Clayton & McKervey is a full-service CPA firm helping middle-market entrepreneurial companies compete in the global marketplace. The firm is headquartered in metro Detroit and services clients throughout the world. To learn more, visit


New white paper: How fast-growing middle-market companies drive expansive growth

Executives of middle-market companies have the daunting task of driving expansive growth, staying more nimble and innovative than the competition, all while retaining the entrepreneurial culture and core values of the company.

They need a process that:
* Establishes disciplined financial planning and execution
* Manages and sustains the right growth
* Attracts and retains talent

Oliver Wight Principals, Eric Deutsch and Aditya Sobti, have direct experience working in fast-growing, middle market companies. They guide Oliver Wight clients to implement this proven process in a way that addresses the unique needs and business challenges of middle market companies.

Read this free white paper to learn about this proven process called Integrated Business Planning.

Regional CEOs Tackle Innovation, Cybersecurity and Challenges for the Middle Market

By Daniel Lai

In today’s fast-paced world of instant gratification, innovation is not always easy but it is necessary if businesses are going to succeed in the marketplace. That was the message that kicked off the annual Middle Market CEO Summit hosted by Bank of America, Deloitte and the Detroit Regional Chamber last Thursday.

“Innovation is not born from freedom, it is born from constraint,” said Jeff DeGraff, professor of business administration at University of Michigan’s Ross School of Business. “The worst growth strategy for any business is to have an increasing share of a decreasing market.
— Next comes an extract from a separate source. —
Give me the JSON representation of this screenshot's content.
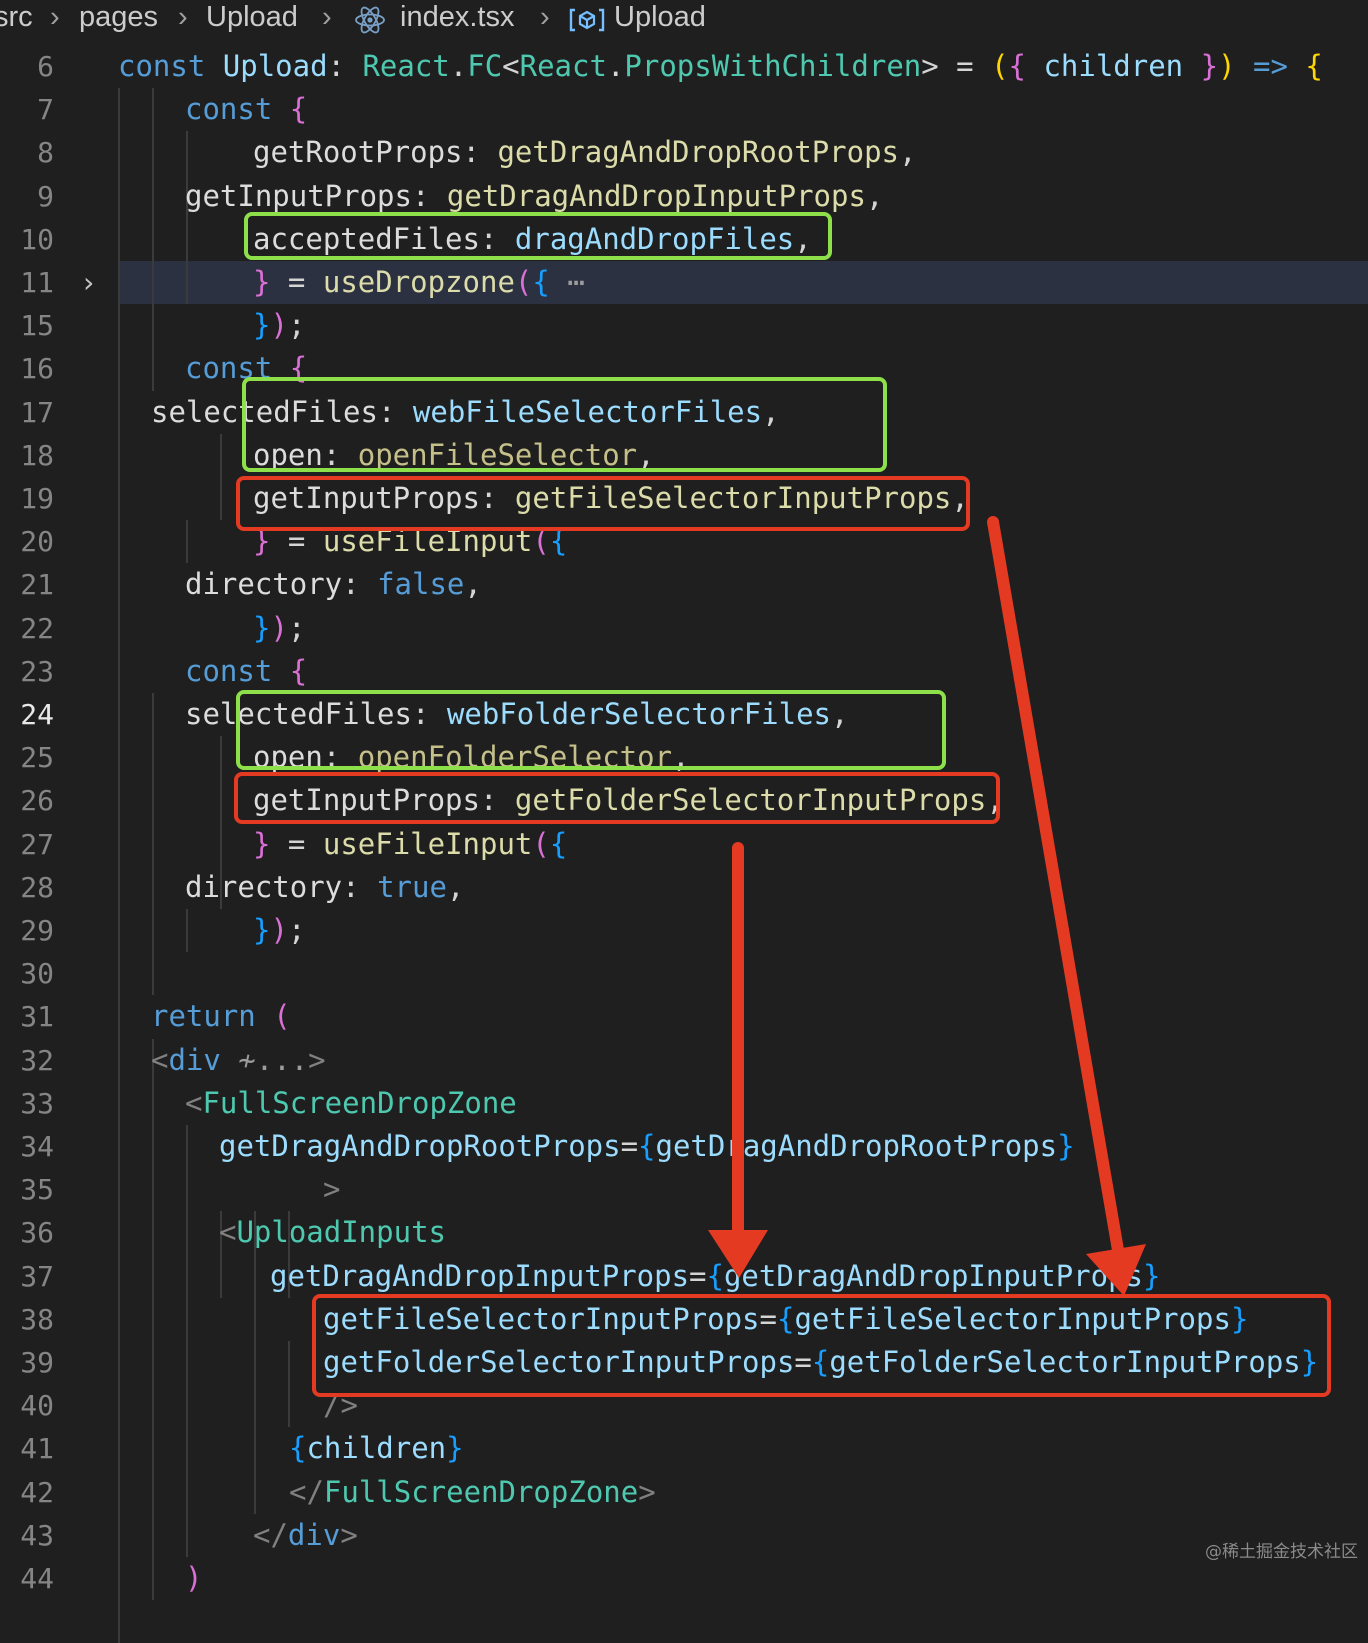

The risk-takers who reimagine their industry, who anticipate and feel their way towards the future will be the ones who survive and thrive in new environments.”

Regardless of size, DeGraff said business leaders can spark innovation among employees by following a few simple steps:

  • Find, develop and connect the best people
  • Establish a sustainable high-performing culture
  • Engage a wide array of expertise and capability
  • Create a collaborative learning environment

The message resonated with the audience of more than 60 CEOs and C-level professionals who gathered at MotorCity Casino Hotel for a half-day Summit focused on issues and solutions for the middle market. Topics ranged from cybersecurity and protecting data from both inside and outside the organization, to the importance of cultivating a strong CEO and CFO relationship.

“(The Summit) is about creating a lasting and influential conversation amongst our middle market leaders on what is needed to grow their companies and the obstacles they may face on that journey,” said Mark Davidoff, Michigan managing partner for Deloitte and Chamber Board member.

Other topics throughout the day focused on the national water infrastructure crisis and how Michigan can lead the way in building healthy communities through public and private collaboration, as well as the 2016 presidential election and its potential impact on business.

In addition to DeGraff, keynote speakers and panelists included: Quicken Loans’ John Fikany, EHIM Inc.’s Mindi Fynke, Deloitte’s Frank Friedman, George Hawkins of D.C. Water, Henry Ford Health System’s Wright Lassiter III, Nexcare Health Systems’ Mike Perry, Walbridge’s John Rakolta Jr., Paul Rodgers of TARDEC, Joan Rose from the Center for Water Sciences, Kelly Rossman-McKinney and John Truscott of Truscott Rossman, Rush Group’s Andra Rush, and Bank of America’s James Scopis.

Additional coverage from the Middle Market CEO Summit:

Business Leaders are Called On to Help Heal the Country When the Election is Over

Cybersecurity Starts at the Top: Why Middle Market CEOs Must Lead

Jeff DeGraff: Don’t Wait for the Next Best Thing to Pass You By, Innovate